Brannman: There has been progress and we recognized it. I think it is important to start educating people about the data. It is our responsibility to educate people about the things that really ought to be looked at. We need to hold ourselves accountable for meeting those standards. You get what you expect. As long as we all recognize we are willing to be out there and have those quality indicators be how we are judged; I think you are going to see some changes.
Abdou: We are on the right track. We are looking in the right directions. It will take more than gimmicks and thinking and hope to change the image. You’ve got to do it and you’ve got to do it for a while and consistently, then people are going to come and say, “Yeah, you know what? The image has changed.”
Will Nevada ever have an academic medical center?
Brannman: We have a great system of education. We have to pull together the wealth of resources we have at UNLV and the University of Nevada School of Medicine and capitalize on that. We had this movement trying to get some sort of truly academic medical center. Not just a big hospital where there is teaching going on but where you have research and other scholarly activity so that we have people publishing. That raises the bar in the community because then the standard of care is not just good enough that the patient gets out of here and we didn’t end up in litigation. I think it’s moving that way.

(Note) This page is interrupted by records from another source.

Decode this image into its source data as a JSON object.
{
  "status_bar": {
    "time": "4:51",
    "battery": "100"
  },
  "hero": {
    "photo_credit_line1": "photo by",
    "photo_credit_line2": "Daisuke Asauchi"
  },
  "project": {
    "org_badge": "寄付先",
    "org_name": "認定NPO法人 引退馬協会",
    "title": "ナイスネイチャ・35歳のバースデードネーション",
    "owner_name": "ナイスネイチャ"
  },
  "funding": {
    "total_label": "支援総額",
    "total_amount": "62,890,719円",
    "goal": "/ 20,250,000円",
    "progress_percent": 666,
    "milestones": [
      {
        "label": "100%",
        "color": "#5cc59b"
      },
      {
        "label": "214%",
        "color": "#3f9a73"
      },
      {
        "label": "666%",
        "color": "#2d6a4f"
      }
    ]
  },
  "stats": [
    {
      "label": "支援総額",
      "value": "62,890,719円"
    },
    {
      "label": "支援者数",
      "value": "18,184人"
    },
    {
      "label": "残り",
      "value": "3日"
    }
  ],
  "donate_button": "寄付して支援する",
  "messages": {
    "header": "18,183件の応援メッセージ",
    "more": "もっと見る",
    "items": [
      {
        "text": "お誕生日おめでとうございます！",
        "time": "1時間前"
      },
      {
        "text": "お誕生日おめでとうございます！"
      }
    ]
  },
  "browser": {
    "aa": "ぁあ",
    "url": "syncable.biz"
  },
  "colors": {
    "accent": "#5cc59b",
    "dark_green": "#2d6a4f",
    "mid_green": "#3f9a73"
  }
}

Abdou: I fully agree with you. It is time to build the system, it needs to be a system. It needs to be integrated, coordinated. The County needs to get out of the business of running a hospital. The School of Medicine should coordinate with the community and cooperate and become a true teaching hospital. It’s time for us to invest in the community and into a full-time teaching staff.
Brannman: We need to reach out and overcome some of the fear in the community that somehow the medical school is going to come in and sweep up everybody’s business. It needs to be collaborated. We need to create a system that takes advantage of the strengths of the medical community we already have and incorporate them as partners. Some of it will be full-time academic people. We have a lot of talent out there in the community, let’s bring them into the discussion and help them work with so we grow great physicians and nurses that want to stay here in the community.
Baron: That is underscored by little things that have already happened in the last few years. The Cleveland Clinic venture with Lou Ruvo has been successful so far and I think they are doing the right thing. They are adding things to the community rather than finding a niche and competing against people. They brought in people from the medical school initially. They are doing it the right way.